A lot of Phil Collins’ music has been much maligned over the years, to the extent that many critics have taken a somewhat scorched earth policy when it comes to his albums, which might seem a little unfair if one considers that Phil is actually a pretty nice bloke.
Collins’ work in the Peter Gabriel era of Genesis established him as a drummer’s drummer, one of those genuine quiet achievers, happy to allow lead singer Gabriel to dominate the limelight as the group’s flamboyant frontman.
But when Gabriel departed from the band in 1976, in the aftermath of what could be described as their most accomplished and ambitious album, The Lamb Lies Down On Broadway, the remaining members, rather than call it a day, decided to carry on, with Phil eventually, and reluctantly adopting role as lead singer in the process.
But he didn’t limit his talents to Genesis alone, turning up on albums by Brian Eno, Robert Fripp, John Martyn, Peter Gabriel, and most interestingly, jazz-fusion outfit Brand X. With such a busy schedule, unsurprisingly it wasn’t until 1981 that Collins finally got around to issuing his first solo LP, the eclectic, and now, somewhat dated, Face Value.
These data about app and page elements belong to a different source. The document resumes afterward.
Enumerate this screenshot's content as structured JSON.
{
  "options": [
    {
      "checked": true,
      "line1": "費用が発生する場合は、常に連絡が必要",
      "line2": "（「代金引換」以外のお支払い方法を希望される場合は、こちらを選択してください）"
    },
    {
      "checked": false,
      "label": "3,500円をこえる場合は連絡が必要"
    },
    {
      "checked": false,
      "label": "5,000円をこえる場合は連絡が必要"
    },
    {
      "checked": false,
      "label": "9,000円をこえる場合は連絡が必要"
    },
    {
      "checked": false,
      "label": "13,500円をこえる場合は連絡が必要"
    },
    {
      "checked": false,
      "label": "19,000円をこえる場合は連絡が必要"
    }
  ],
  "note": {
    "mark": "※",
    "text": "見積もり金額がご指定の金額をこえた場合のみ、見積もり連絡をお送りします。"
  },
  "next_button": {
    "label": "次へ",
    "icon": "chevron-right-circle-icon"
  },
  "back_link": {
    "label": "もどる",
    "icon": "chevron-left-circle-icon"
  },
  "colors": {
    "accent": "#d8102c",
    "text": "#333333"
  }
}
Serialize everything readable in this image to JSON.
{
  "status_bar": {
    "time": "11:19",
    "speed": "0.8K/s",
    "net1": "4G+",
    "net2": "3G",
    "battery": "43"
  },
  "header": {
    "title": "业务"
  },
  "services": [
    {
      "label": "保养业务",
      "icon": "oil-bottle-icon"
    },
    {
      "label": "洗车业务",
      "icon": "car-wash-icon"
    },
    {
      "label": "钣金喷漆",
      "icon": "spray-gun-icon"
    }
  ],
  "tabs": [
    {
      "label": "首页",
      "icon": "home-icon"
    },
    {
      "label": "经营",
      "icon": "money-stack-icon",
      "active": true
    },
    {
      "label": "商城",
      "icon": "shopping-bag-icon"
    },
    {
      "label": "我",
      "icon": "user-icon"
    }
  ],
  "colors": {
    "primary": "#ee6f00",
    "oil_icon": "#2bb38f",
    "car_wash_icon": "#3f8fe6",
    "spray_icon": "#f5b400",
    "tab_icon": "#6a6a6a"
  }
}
In 1979 Collins’ wife filed for divorce, which is around the time when sessions for the album began, before ending in 1981. Initially the last thing on his mind was the idea of embarking on a solo career, since Genesis was all he really knew. That is until Virgin offered him a recording contract, convincing the drummer to begin sifting through the various tapes he felt were perhaps too personal for public consumption.
The LP opens with “In The Air Tonight,” arguably Collins most well-known composition. What makes it work so well is the sense of tension, broken only when Collins hammers the skins in a moment of cathartic glory, allowing his drums to say what his voice cannot. Ballad “This Must Be Love,” with its soft synthetic textures, a la Eno’s Another Green World, reveals Collins willingness to break with tradition.
Both “Behind The Lines” and “The Roof Is Leaking” might not have seemed out of place on a Peter Gabriel album from the same period, with whom Collins’ vocals bear a remarkable resemblance. “Droned” is another Enoesque number, and a delightful one at that – all flickering piano and showy violin courtesy of Shankar. It’s certainly unique, as far as Collins’ canon is concerned.
Side one closes out with the rousing, synth-driven “Hand On Hand,” featuring the Earth, Wind & Fire horn section nonetheless, who manage to give the tune a joyous, tropical holiday flavour, as if the listener had just landed in the Caribbean, or some other sun-drenched, carefree location.
The downward slope begins on side two, where Collins tends to go into cruise control. The Earth, Wind & Fire horn players are once again employed on the radio-friendly “I Missed Again” (also featuring Ronnie Scott on Tenor sax) and “Thunder And Lightning,” another bit of banal AOR, as is super ballad “You Know What I Mean,” a song, despite the earnest sentiment, is practically decimated by Arif Mardin’s overcooked string arrangement.
The melodically funky “I’m Not Moving” is little more than lightweight filler, while “If Leaving Me Is Easy” is easily the side’s best song, and serves as a sort of bridge between early Genesis and the then nascent new wave. But it’s his cover of John Lennon’s “Tomorrow Never Knows,” which closes the album that will perhaps confuse most listeners. Where the original charged along like some Buddhist Monk being harangued by a swathe of hungry seagulls, Collins’ version merely lingers amidst a sluggish whirlpool of synths, horns, voices and other extraneous noises.
Despite the seemingly indulgent cover, Face Value remains an extremely personal document by someone clearly staring into the abyss, at least on the first half of the record. And while not exactly a masterpiece, Collins’ debut allowed him to establish an identity beyond that of Genesis, in ways perhaps not even he could have imagined.
While Peter Gabriel pushed ahead like the Sir Walter Raleigh of progressive-rock, exploring new worlds and foreign cultures, Collins was far more humble in his ambitions, though no less brave when it came to adventure.